Susan Granger

Susan Granger is a product of Hollywood. Her natural father, S. Sylvan Simon, was a director and producer at R.K.O., M.G.M. and Columbia Pictures; her adoptive father, Armand Deutsch, produced movies at M.G.M. As a child, Susan appeared in movies with Abbott & Costello, Red Skelton, Lucille Ball, Margaret O'Brien and Lassie. She attended Mills College in California, studying journalism with Pierre Salinger, and graduated from the University of Pennsylvania, Phi Beta Kappa, with highest honors in journalism. During her adult life, Susan has been on radio and television as an anchorwoman and movie/drama critic. Her newspaper reviews have been syndicated around the world, and she has appeared on American Movie Classics cable television. In addition, her celebrity interviews and articles have been published in REDBOOK, PLAYBOY, FAMILY CIRCLE, COSMOPOLITAN, WORKING WOMAN and THE NEW YORK TIMES, as well as in PARIS MATCH, ELLE, HELLO, CARIBBEAN WORLD, ISLAND LIFE, MACO DESTINATIONS, NEWS LIMITED NEWSPAPERS (Australia), UK DAILY MAIL, UK SUNDAY MIRROR, DS (France), LA REPUBBLICA (Italy), BUNTE (Germany), VIP TRAVELLER (Krisworld) and many other international publications through SSG Syndicate.
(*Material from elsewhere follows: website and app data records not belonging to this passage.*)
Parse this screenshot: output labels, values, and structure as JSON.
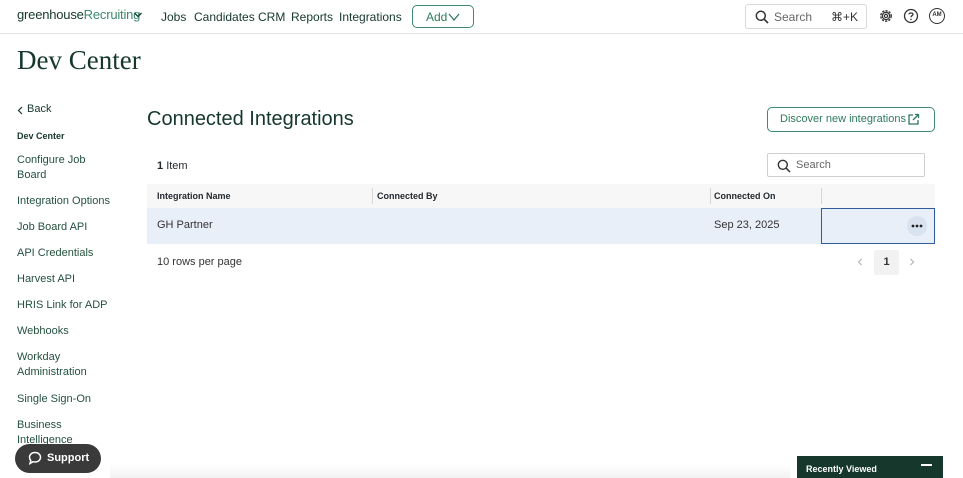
{
  "nav": {
    "logo_part1": "greenhouse",
    "logo_part2": "Recruiting",
    "links": [
      "Jobs",
      "Candidates",
      "CRM",
      "Reports",
      "Integrations"
    ],
    "add_label": "Add",
    "search_placeholder": "Search",
    "search_shortcut": "⌘+K",
    "avatar_initials": "AM",
    "icons": [
      "chevron-down-icon",
      "search-icon",
      "gear-icon",
      "help-icon"
    ]
  },
  "page_title": "Dev Center",
  "sidebar": {
    "back_label": "Back",
    "section_title": "Dev Center",
    "items": [
      "Configure Job Board",
      "Integration Options",
      "Job Board API",
      "API Credentials",
      "Harvest API",
      "HRIS Link for ADP",
      "Webhooks",
      "Workday Administration",
      "Single Sign-On",
      "Business Intelligence"
    ]
  },
  "main": {
    "title": "Connected Integrations",
    "discover_label": "Discover new integrations",
    "count_number": "1",
    "count_label": "Item",
    "search_placeholder": "Search",
    "columns": [
      "Integration Name",
      "Connected By",
      "Connected On"
    ],
    "rows": [
      {
        "name": "GH Partner",
        "connected_by": "",
        "connected_on": "Sep 23, 2025"
      }
    ],
    "rows_per_page": "10 rows per page",
    "current_page": "1"
  },
  "support_label": "Support",
  "recently_viewed_label": "Recently Viewed",
  "colors": {
    "brand_dark": "#15372c",
    "brand_green": "#3d8a6d",
    "selected_row": "#e8eff8",
    "focus_border": "#2e5c9c"
  }
}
Susan also lectures on the "Magic and Mythology of Hollywood" and "Don't Take It Personally: Conquering Criticism and other Survival Skills," originally published on tape by Dove Audio.